The mind behind the hit-animated series Family Guy, Seth MacFarlane, ran with his success. He put a lot of hard work into the popular television show, but there was more at play for it to earn its spot in Fox’s programming lineup. MacFarlane explained how lucky timing was certainly a factor in Family Guy getting the distribution that allowed it to become a phenomenon.
‘Family Guy’ grew thanks to cult success
MacFarlane first brought Family Guy to the air in 1999, which gained attention for its crude humor and boundary-pushing throwback gags. However, Fox continued to move its time slot, pitting it against the likes of Fraiser, Survivor, and Friends. As a result, Family Guy‘s ratings dropped sharply, and they canceled it.
Fox saw the MacFarlane animated show as an opportunity to sell the rights for its reruns, but they couldn’t find many takers. Family Guy saw massive success on Adult Swim and home video, fully proving the show’s cult success. However, the controversy surrounding the show’s cancelation ultimately allowed it to come back bigger and better than ever.
Family Guy is still on the air, entering season 21 in Sept. 2022.
Seth MacFarlane pitched ‘Family Guy’ at just the right time
According to Peacock’s Hart to Heart, MacFarlane revealed what went into making Family Guy such a massive success. The journey wasn’t so easy, but he worked hard to get a studio interested in picking it up. However, he acknowledged that there was a bit of luck that went into the timing of his pitch. Host Kevin Hart brought up similar animated shows, such as Beavis and Butt-Head, asking him what shows opened the door for him.
“That show was underrated, well not underrated, I think at this point, people do acknowledge it for how stealthily groundbreaking it was,” MacFarlane said about Beavis and Butt-Head. “It was really something, that show.”
However, MacFarlane attributed the success of other animated shows to allowing Family Guy to become what it is.
“Again, not to sound like a broken record, The Simpsons changed the playing fields,” MacFarlane said. “I don’t think I ever pitch Family Guy, obviously later King of the Hill, I don’t think I could have pitched that show if that complete reset of that industry had not taken place. You know, when I came to Fox to pitch Family Guy, King of the Hill was sort of just getting off the ground. It was pretty new.”
MacFarlane came onto the scene at just the right time with Family Guy, which might not have had the success that it had without other big players.
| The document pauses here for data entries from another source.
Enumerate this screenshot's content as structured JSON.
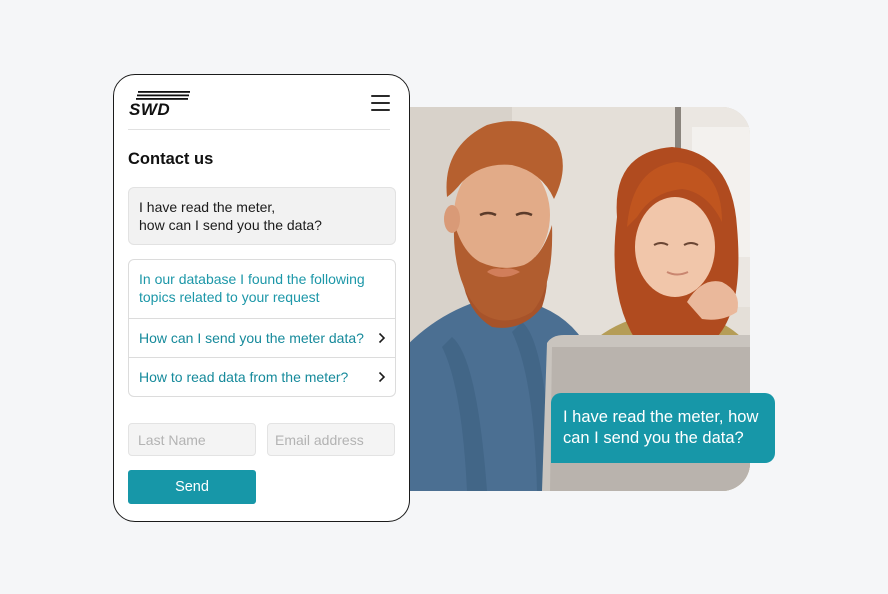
{
  "brand": {
    "logo_text": "SWD",
    "accent": "#1797a8"
  },
  "header": {
    "menu_icon": "hamburger-menu-icon"
  },
  "contact": {
    "title": "Contact us",
    "user_message_line1": "I have read the meter,",
    "user_message_line2": "how can I send you the data?",
    "suggestions_intro_line1": "In our database I found the following",
    "suggestions_intro_line2": "topics related to your request",
    "suggestions": [
      {
        "label": "How can I send you the meter data?",
        "icon": "chevron-right-icon"
      },
      {
        "label": "How to read data from the meter?",
        "icon": "chevron-right-icon"
      }
    ]
  },
  "form": {
    "last_name_placeholder": "Last Name",
    "email_placeholder": "Email address",
    "send_label": "Send"
  },
  "bubble": {
    "line1": "I have read the meter, how",
    "line2": "can I send you the data?"
  }
}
“I did bust my ass, I worked really hard,” MacFarlane explained. “It was also [that] timing was a little bit in play there. I was pitching Family Guy at exactly the time that everyone wanted animation. I mean, that was all anyone would buy. The Simpsons had just exploded, King of the Hill was doing great, everybody wanted animation. So, I happened to be selling exactly what they were buying.”
Seth MacFarlane had no problem working as both a creative and talent
Hart brought up how MacFarlane pitched Family Guy as both a creative and talent. He voiced some of the show’s main characters, including Peter, Brian, and Stewie Griffin. However, Hart explained how difficult that must be to wear so many hats on a show that MacFarlane was also the creator of. Nevertheless, he explained that he thinks the life of a live-action actor must be much more difficult.
“Part of that was, I’d done voices and impressions since I was a kid,” MacFarlane said. “It’s interesting because … I’m always in awe of actors who can go on camera and do something, take such command of the scene. They say, ‘Oh boy, voice-over, that must be really hard.’ It’s like, ‘God, it’s really not. To me, it’s not. It’s what you guys do on camera headlining a movie, that’s tough.”